Economists and Taxes
This is a comment I posted on the wonderful Naked Capitalism blog in response to an article by an economist on taxes. He was actually making a good point: that economists use language about taxes that builds in an anti-tax prejudice. But he didn't do it in clear English, and he presented his ideas in the abstract way that economists do, without reference to reality. So I wrote:
I had three responses to this article.(1) Why can’t economists learn to write in the English language? (2) Why postulate what people are like? There are polls, and there is sociology. You can actually find out about people’s wants and needs. (3) Why not take a look at history? World War Two and the 1950s show how much damage was done to the economy by high taxes combined with high government expenditures.(Note: there is a bit of sarcasm here. The American economy roared during WWII and did better in the 1950s than it has done since. Taxes were high, and the government spent a fortune on the war effort and then on post-war housing and education and the interstate highway system and... Economists talk about the dead weight of taxes pulling down the economy. Top income tax rates were over 90% in the 40s and 50s. They didn't seem to weigh on America one bit.)
I don’t think (as this guy does) that we want to maximize after tax income. I think we want to maximize a decent life in an environment that doesn’t collapse around us. I’d take a very low after tax income in return for national health, an improved national pension plan, free education, good social services, and national programs to build affordable, low energy housing and a sustainable world.Read more at Naked Capitalism.
For what it is worth, when Republicans were the dominent party in Minnesota and refusing to raise taxes, the people of Minnesota passed two constitutional amendments by popular vote.
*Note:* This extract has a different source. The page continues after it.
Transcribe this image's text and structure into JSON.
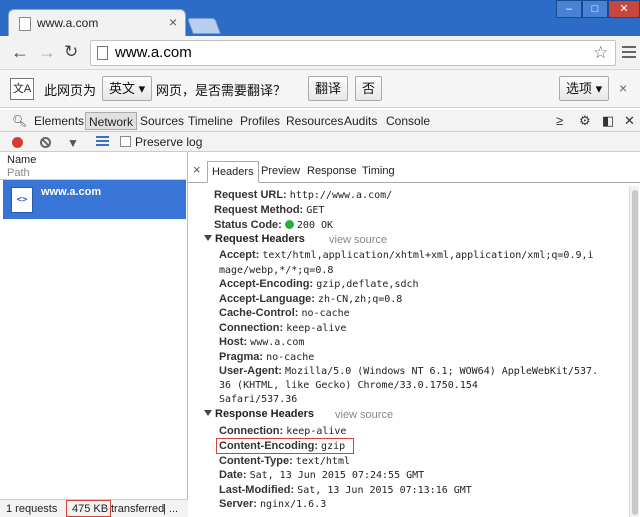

Both raised sales taxes, one to fund transportation in the state, the other to fund clean water, the environment and the arts. People will take less after tax income in return for social goods.